Knockout (5e Variant Rule)
From D&D Wiki
The impact from a weapon with the knockout property can cause a target to fall unconscious, without lasting harm. A cosh is an example of this.
If you hit a creature with the weapon and you had advantage on the attack roll, you roll an additional die after the damage is dealt. The value of the die is shown in parenthesis after the knockout property.
If the attack would deal extra damage from a critical hit, or a class feature that deals extra damage as a result of having advantage on the attack (such as a rogue's sneak attack), the extra damage is added to the knockout die (instead of reducing the target's actual hit points).
If the knockout die roll is is equal to or greater than the target's remaining hit points, the target falls unconscious as though it had been reduced to 0 hit points. The targets actual hit points remain as they were.
If the target would make death saving throws, it still makes the throw, but automatically succeeds.
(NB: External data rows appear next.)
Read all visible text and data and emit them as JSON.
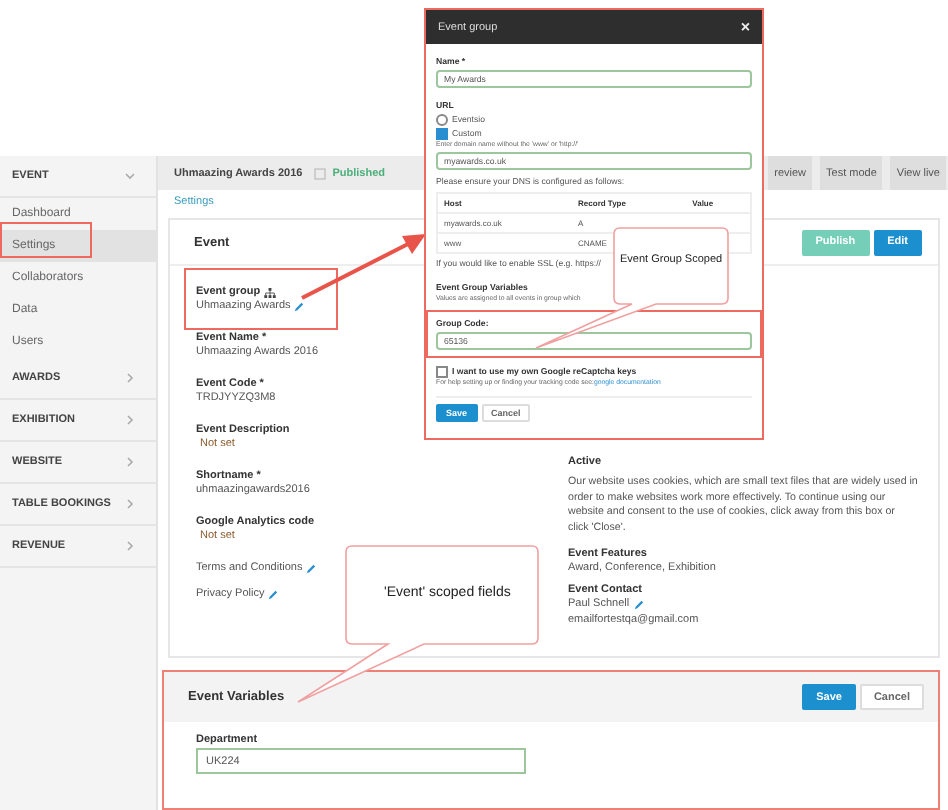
{
  "sidebar": {
    "sections": [
      {
        "label": "EVENT",
        "expanded": true,
        "items": [
          {
            "label": "Dashboard",
            "selected": false
          },
          {
            "label": "Settings",
            "selected": true
          },
          {
            "label": "Collaborators",
            "selected": false
          },
          {
            "label": "Data",
            "selected": false
          },
          {
            "label": "Users",
            "selected": false
          }
        ]
      },
      {
        "label": "AWARDS",
        "expanded": false
      },
      {
        "label": "EXHIBITION",
        "expanded": false
      },
      {
        "label": "WEBSITE",
        "expanded": false
      },
      {
        "label": "TABLE BOOKINGS",
        "expanded": false
      },
      {
        "label": "REVENUE",
        "expanded": false
      }
    ]
  },
  "header": {
    "event_title": "Uhmaazing Awards 2016",
    "status": "Published",
    "buttons": [
      "review",
      "Test mode",
      "View live"
    ]
  },
  "breadcrumb": "Settings",
  "event_card": {
    "title": "Event",
    "buttons": [
      {
        "label": "Publish",
        "kind": "secondary"
      },
      {
        "label": "Edit",
        "kind": "primary"
      }
    ],
    "fields": [
      {
        "label": "Event group",
        "kind": "group",
        "value": "Uhmaazing Awards",
        "editable": true
      },
      {
        "label": "Event Name *",
        "kind": "text",
        "value": "Uhmaazing Awards 2016",
        "editable": false
      },
      {
        "label": "Event Code *",
        "kind": "text",
        "value": "TRDJYYZQ3M8",
        "editable": false
      },
      {
        "label": "Event Description",
        "kind": "unset",
        "value": "Not set",
        "editable": false
      },
      {
        "label": "Shortname *",
        "kind": "text",
        "value": "uhmaazingawards2016",
        "editable": false
      },
      {
        "label": "Google Analytics code",
        "kind": "unset",
        "value": "Not set",
        "editable": false
      },
      {
        "label": "Terms and Conditions",
        "kind": "link",
        "editable": true
      },
      {
        "label": "Privacy Policy",
        "kind": "link",
        "editable": true
      }
    ],
    "status_text": "Active",
    "cookie_notice": "Our website uses cookies, which are small text files that are widely used in order to make websites work more effectively. To continue using our website and consent to the use of cookies, click away from this box or click 'Close'.",
    "right_fields": [
      {
        "label": "Event Features",
        "value": "Award, Conference, Exhibition",
        "editable": false
      },
      {
        "label": "Event Contact",
        "value": "Paul Schnell",
        "editable": true,
        "extra": "emailfortestqa@gmail.com"
      }
    ]
  },
  "variables_panel": {
    "title": "Event Variables",
    "buttons": [
      {
        "label": "Save",
        "kind": "primary"
      },
      {
        "label": "Cancel",
        "kind": "default"
      }
    ],
    "field": {
      "label": "Department",
      "value": "UK224"
    }
  },
  "dialog": {
    "title": "Event group",
    "close": "×",
    "name_label": "Name *",
    "name_value": "My Awards",
    "url_label": "URL",
    "url_options": [
      {
        "label": "Eventsio",
        "kind": "radio",
        "checked": false
      },
      {
        "label": "Custom",
        "kind": "checkbox",
        "checked": true
      }
    ],
    "domain_hint": "Enter domain name without the 'www' or 'http://'",
    "domain_value": "myawards.co.uk",
    "dns_note": "Please ensure your DNS is configured as follows:",
    "dns_columns": [
      "Host",
      "Record Type",
      "Value"
    ],
    "dns_rows": [
      [
        "myawards.co.uk",
        "A"
      ],
      [
        "www",
        "CNAME"
      ]
    ],
    "ssl_note": "If you would like to enable SSL (e.g. https://",
    "variables_title": "Event Group Variables",
    "variables_note": "Values are assigned to all events in group which",
    "group_code_label": "Group Code:",
    "group_code_value": "65136",
    "recaptcha_label": "I want to use my own Google reCaptcha keys",
    "recaptcha_checked": false,
    "help_text": "For help setting up or finding your tracking code see:",
    "help_link": "google documentation",
    "buttons": [
      {
        "label": "Save",
        "kind": "primary"
      },
      {
        "label": "Cancel",
        "kind": "default"
      }
    ]
  },
  "annotations": [
    {
      "text": "Event Group Scoped"
    },
    {
      "text": "'Event' scoped fields"
    }
  ]
}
The throw is still made in case a 20 is scored.
Constructs and undead are immune to the effect of a knockout weapon.
- Design notes
In the example of the cosh, the weapon deals 1 bludgeoning damage and the knockout die is 1d10. The intent is to allow the classic sap-from-behind against common people with 1 or 2 Hit Dice.
To some extent, the knockout property is a replacement for the 3rd edition "non-lethal damage".